Every summer we hear the stories of children who are accidentally left in vehicles by their parents or caregivers, only to be found dead hours later. Every parent believes that such a tragedy will never happen to them – that they would never forget their sleeping child in the car or that exhaustion so deep will never occur to the point that they don’t realize they never stopped to drop their child off at daycare. Yet year after year we hear stories of a too-tired parent who left their little one in a vehicle on a hot summer day – something that all too frequently ends in tragedy.
The earth is remarkable; the only planet in our solar system to hold life. However, our planet is also changing at an alarmingly fast rate. It is our duty to teach our children how to love and cherish the environment we’ve been gifted. The best way to do this is through education. The best time to do this is when they are young. It is hard to narrow down all the topics that go into protecting our earth.

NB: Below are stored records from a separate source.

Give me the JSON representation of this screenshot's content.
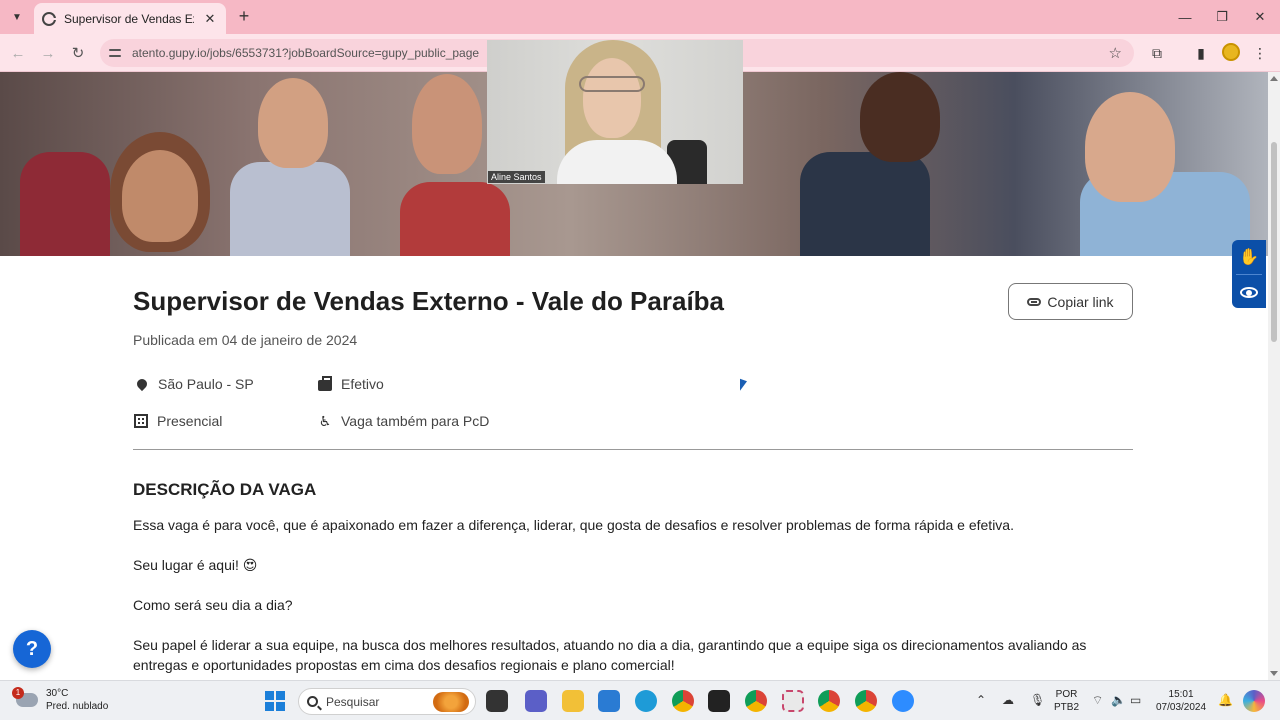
{
  "browser": {
    "tab_title": "Supervisor de Vendas Externo",
    "tab_close": "✕",
    "new_tab": "+",
    "url": "atento.gupy.io/jobs/6553731?jobBoardSource=gupy_public_page",
    "window_controls": {
      "minimize": "—",
      "maximize": "❐",
      "close": "✕"
    }
  },
  "video_call": {
    "participant_name": "Aline Santos"
  },
  "job": {
    "title": "Supervisor de Vendas Externo - Vale do Paraíba",
    "copy_link_label": "Copiar link",
    "published": "Publicada em 04 de janeiro de 2024",
    "location": "São Paulo - SP",
    "contract_type": "Efetivo",
    "workplace": "Presencial",
    "pcd": "Vaga também para PcD",
    "section_title": "DESCRIÇÃO DA VAGA",
    "paragraphs": {
      "p1": "Essa vaga é para você, que é apaixonado em fazer a diferença, liderar, que gosta de desafios e resolver problemas de forma rápida e efetiva.",
      "p2": "Seu lugar é aqui! 😍",
      "p3": "Como será seu dia a dia?",
      "p4": "Seu papel é liderar a sua equipe, na busca dos melhores resultados, atuando no dia a dia, garantindo que a equipe siga os direcionamentos avaliando as entregas e oportunidades propostas em cima dos desafios regionais e plano comercial!"
    }
  },
  "help_button": "?",
  "taskbar": {
    "weather_temp": "30°C",
    "weather_desc": "Pred. nublado",
    "weather_badge": "1",
    "search_placeholder": "Pesquisar",
    "language": "POR",
    "layout": "PTB2",
    "time": "15:01",
    "date": "07/03/2024"
  },
  "colors": {
    "tab_strip": "#f6b8c5",
    "toolbar": "#fde4ea",
    "accessibility_blue": "#0b4fa8",
    "help_blue": "#1666d6"
  }
}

This experiment isn’t designed to impose all the woes of the environmental issues on young minds, but more so they can think critically about the importance of our environment and the world that surrounds us.
Hey girl hey! I’m Heather, resident Social Media Manager here at Daily Mom, and one of Daily Mom’s OG’s – I’ve oh-so-proudly been here since day 1! I’m also currently feeding my entrepreneurial spirit as a wellness coach, and doing other little side jobs here and there to help support our family. I have three children, so you can imagine, life is quite busy and chaotic around here (almost as chaotic as trying to get a photo with all three kids looking at the camera and not making a goofy face).
Back to school time can be stressful, and the morning routine is the hardest time of the day for many families, including mine. With all four of my kids headed to school this year (my oldest three will be in elementary school all day, and my youngest in preschool), having a great start to the day has never been more important to me.